YOUR GOAL. Check each line of the material below, and copy it if it holds the string "name".
/---
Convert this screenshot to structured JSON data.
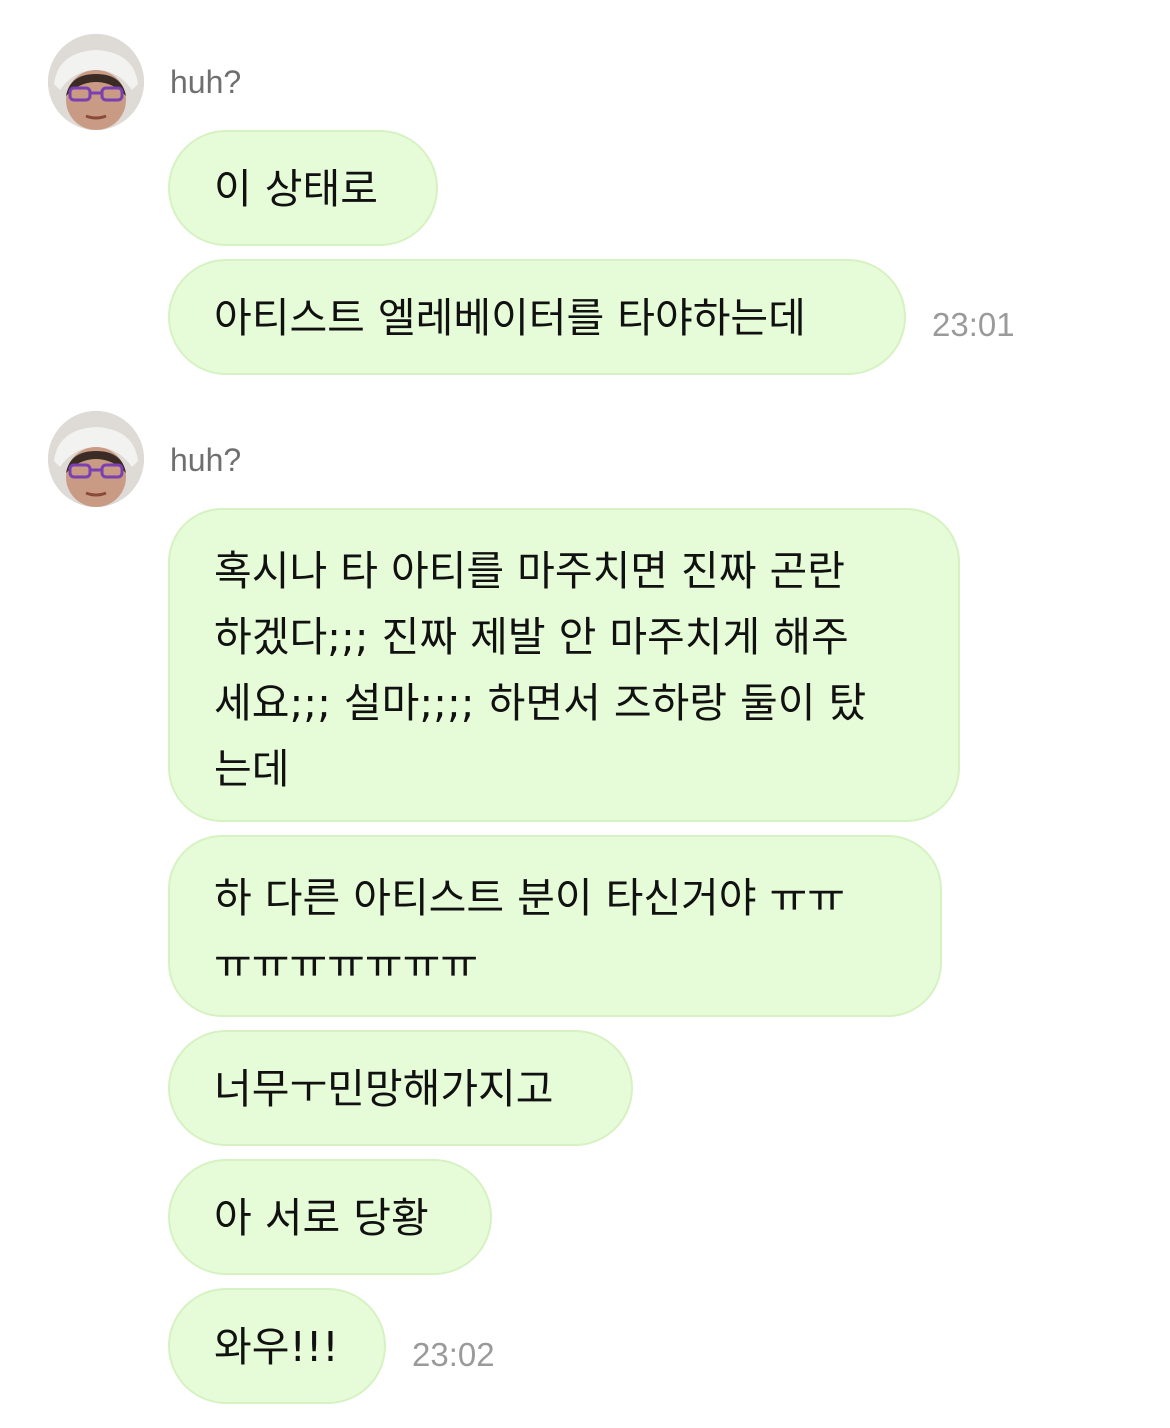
{
  "groups": [
    {
      "sender": "huh?",
      "messages": [
        "이 상태로",
        "아티스트 엘레베이터를 타야하는데"
      ],
      "time": "23:01"
    },
    {
      "sender": "huh?",
      "messages": [
        "혹시나 타 아티를 마주치면 진짜 곤란\n하겠다;;; 진짜 제발 안 마주치게 해주\n세요;;; 설마;;;; 하면서 즈하랑 둘이 탔\n는데",
        "하 다른 아티스트 분이 타신거야 ㅠㅠ\nㅠㅠㅠㅠㅠㅠㅠ",
        "너무ㅜ민망해가지고",
        "아 서로 당황",
        "와우!!!"
      ],
      "time": "23:02"
    }
  ],
  "colors": {
    "bubble_bg": "#e6fbd7",
    "bubble_border": "#d6f2c2",
    "time_text": "#9a9a9a",
    "sender_text": "#6f6f6f"
  },
  "icons": [
    "avatar-photo"
  ]
}
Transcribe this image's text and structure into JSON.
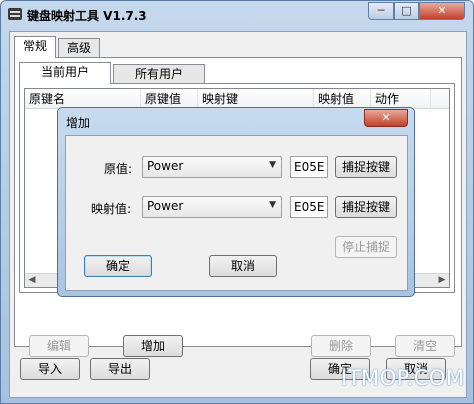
{
  "window": {
    "title": "键盘映射工具 V1.7.3",
    "minimize_glyph": "─",
    "maximize_glyph": "□",
    "close_glyph": "✕"
  },
  "tabs": [
    {
      "label": "常规",
      "active": true
    },
    {
      "label": "高级",
      "active": false
    }
  ],
  "subtabs": [
    {
      "label": "当前用户",
      "active": true
    },
    {
      "label": "所有用户",
      "active": false
    }
  ],
  "list": {
    "columns": [
      "原键名",
      "原键值",
      "映射键",
      "映射值",
      "动作"
    ],
    "rows": []
  },
  "buttons": {
    "edit": "编辑",
    "add": "增加",
    "delete": "删除",
    "clear": "清空",
    "import": "导入",
    "export": "导出",
    "ok": "确定",
    "cancel": "取消"
  },
  "dialog": {
    "title": "增加",
    "close_glyph": "✕",
    "original_label": "原值:",
    "original_value": "Power",
    "original_code": "E05E",
    "mapped_label": "映射值:",
    "mapped_value": "Power",
    "mapped_code": "E05E",
    "capture_key": "捕捉按键",
    "stop_capture": "停止捕捉",
    "ok": "确定",
    "cancel": "取消"
  },
  "watermark": "ITMOP.COM"
}
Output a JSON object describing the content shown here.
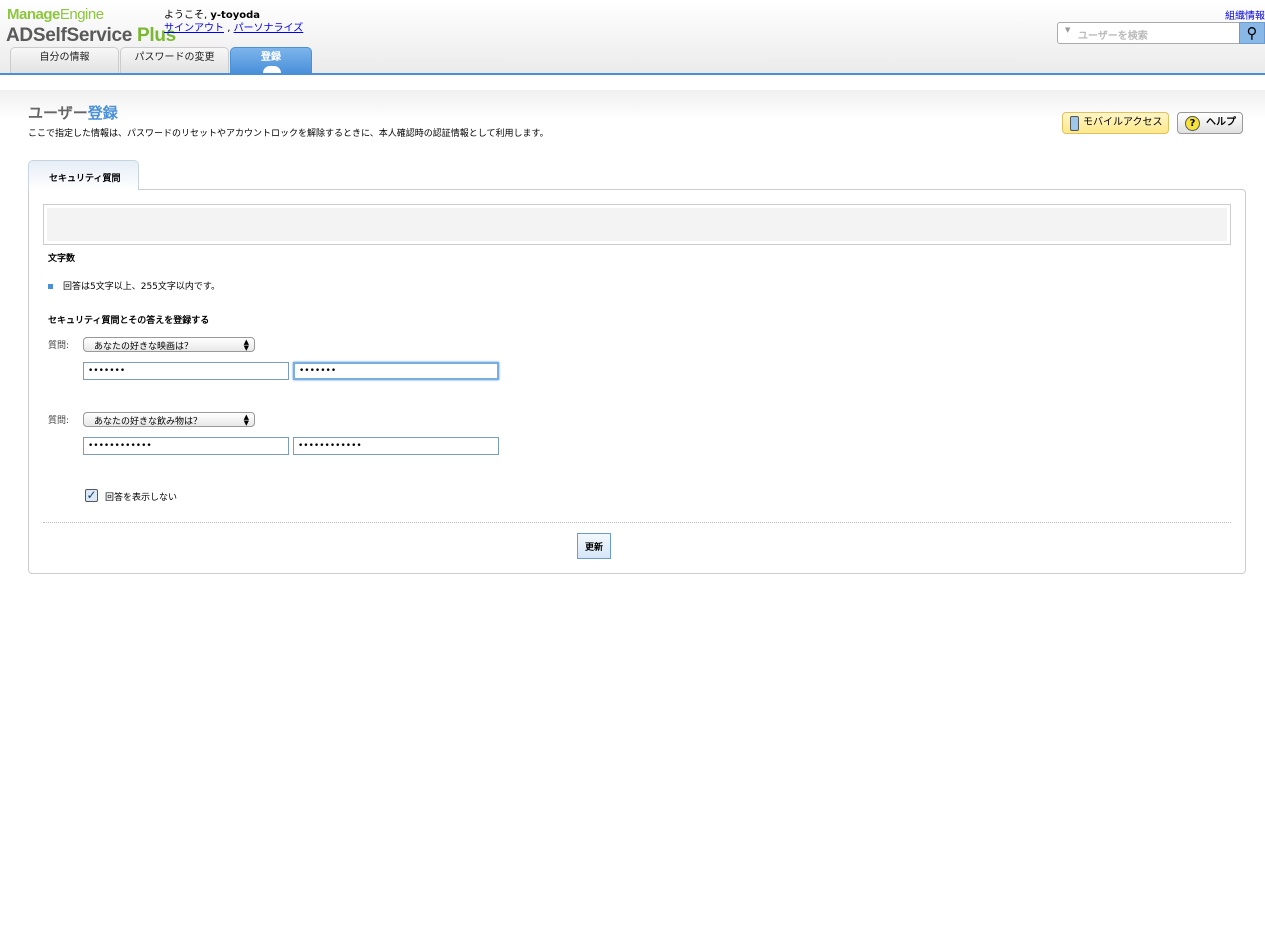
{
  "header": {
    "logo_top": "Manage",
    "logo_top2": "Engine",
    "logo_bottom": "ADSelfService",
    "logo_bottom2": "Plus",
    "welcome": "ようこそ,",
    "user": "y-toyoda",
    "signout": "サインアウト",
    "sep": ",",
    "personalize": "パーソナライズ",
    "org_info": "組織情報",
    "search_placeholder": "ユーザーを検索",
    "tabs": [
      {
        "label": "自分の情報"
      },
      {
        "label": "パスワードの変更"
      },
      {
        "label": "登録",
        "active": true
      }
    ]
  },
  "page": {
    "title_prefix": "ユーザー",
    "title_accent": "登録",
    "description": "ここで指定した情報は、パスワードのリセットやアカウントロックを解除するときに、本人確認時の認証情報として利用します。",
    "mobile_access": "モバイルアクセス",
    "help": "ヘルプ",
    "tab": "セキュリティ質問",
    "char_count_heading": "文字数",
    "char_rule": "回答は5文字以上、255文字以内です。",
    "register_heading": "セキュリティ質問とその答えを登録する",
    "questions": [
      {
        "label": "質問:",
        "selected": "あなたの好きな映画は？",
        "answer": "•••••••",
        "confirm": "•••••••"
      },
      {
        "label": "質問:",
        "selected": "あなたの好きな飲み物は？",
        "answer": "••••••••••••",
        "confirm": "••••••••••••"
      }
    ],
    "hide_answers_label": "回答を表示しない",
    "hide_answers_checked": true,
    "update": "更新"
  },
  "colors": {
    "accent": "#4a90d9",
    "logo_green": "#8dc63f"
  }
}
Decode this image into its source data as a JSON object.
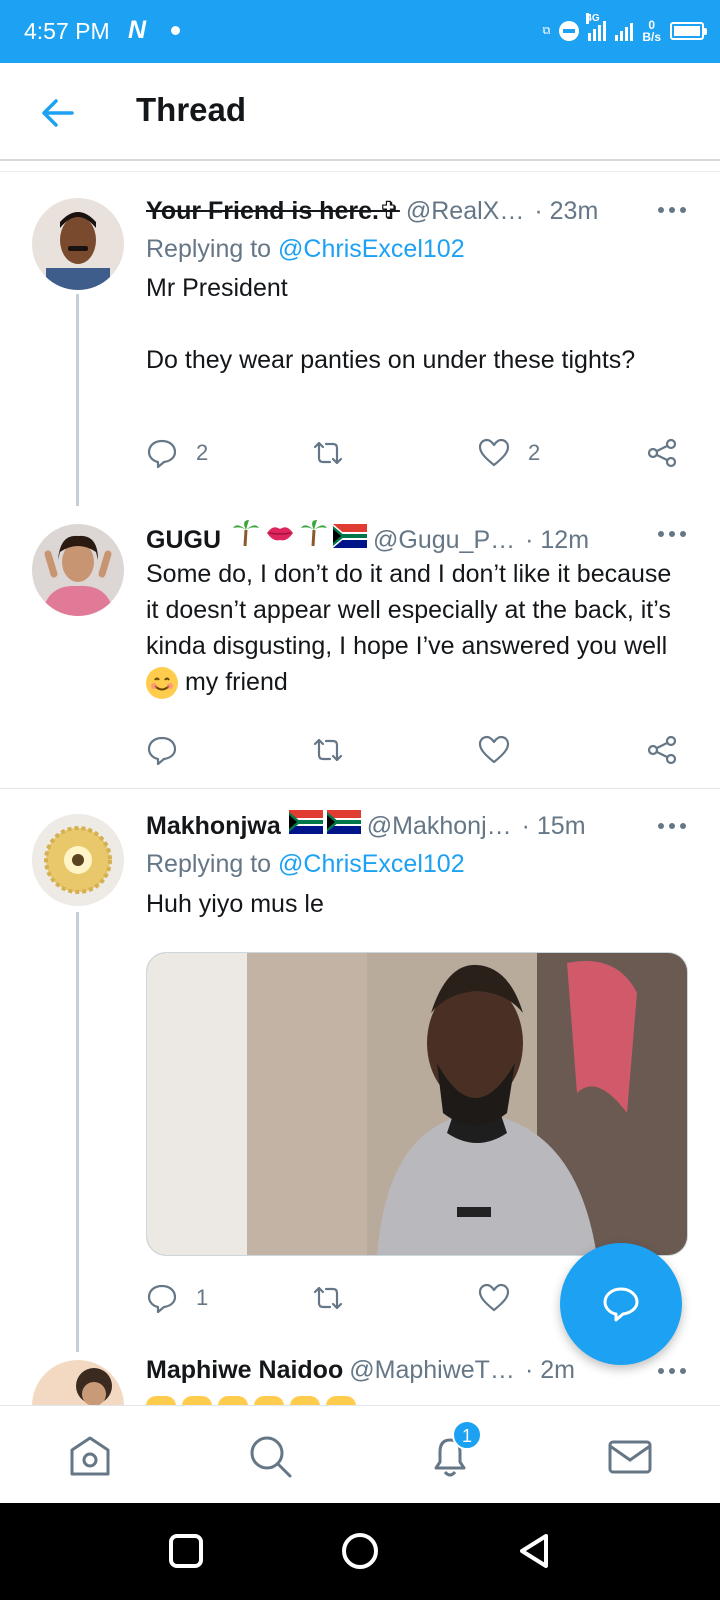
{
  "status_bar": {
    "time": "4:57 PM",
    "app_letter": "N",
    "network": "4G",
    "speed_value": "0",
    "speed_unit": "B/s"
  },
  "header": {
    "title": "Thread"
  },
  "tweets": [
    {
      "name": "Your Friend is here.✞",
      "handle": "@RealX…",
      "time": "· 23m",
      "replying_prefix": "Replying to",
      "replying_to": "@ChrisExcel102",
      "text": "Mr President\n\nDo they wear panties on under these tights?",
      "replies": "2",
      "retweets": "",
      "likes": "2"
    },
    {
      "name": "GUGU",
      "handle": "@Gugu_P…",
      "time": "· 12m",
      "text_before_emoji": "Some do, I don’t do it and I don’t like it because it doesn’t appear well especially at the back, it’s kinda disgusting, I hope I’ve answered you well",
      "text_after_emoji": " my friend",
      "replies": "",
      "retweets": "",
      "likes": ""
    },
    {
      "name": "Makhonjwa",
      "handle": "@Makhonj…",
      "time": "· 15m",
      "replying_prefix": "Replying to",
      "replying_to": "@ChrisExcel102",
      "text": "Huh yiyo mus le",
      "replies": "1",
      "retweets": "",
      "likes": ""
    },
    {
      "name": "Maphiwe Naidoo",
      "handle": "@MaphiweT…",
      "time": "· 2m"
    }
  ],
  "bottom_nav": {
    "notifications_badge": "1"
  },
  "colors": {
    "brand": "#1da1f2",
    "secondary_text": "#657786",
    "primary_text": "#14171a"
  },
  "icons": [
    "back-arrow-icon",
    "more-icon",
    "reply-icon",
    "retweet-icon",
    "like-icon",
    "share-icon",
    "compose-icon",
    "home-icon",
    "search-icon",
    "bell-icon",
    "mail-icon"
  ]
}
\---
REPLY.
      "name": "Your Friend is here.✞",
      "name": "GUGU",
      "name": "Makhonjwa",
      "name": "Maphiwe Naidoo",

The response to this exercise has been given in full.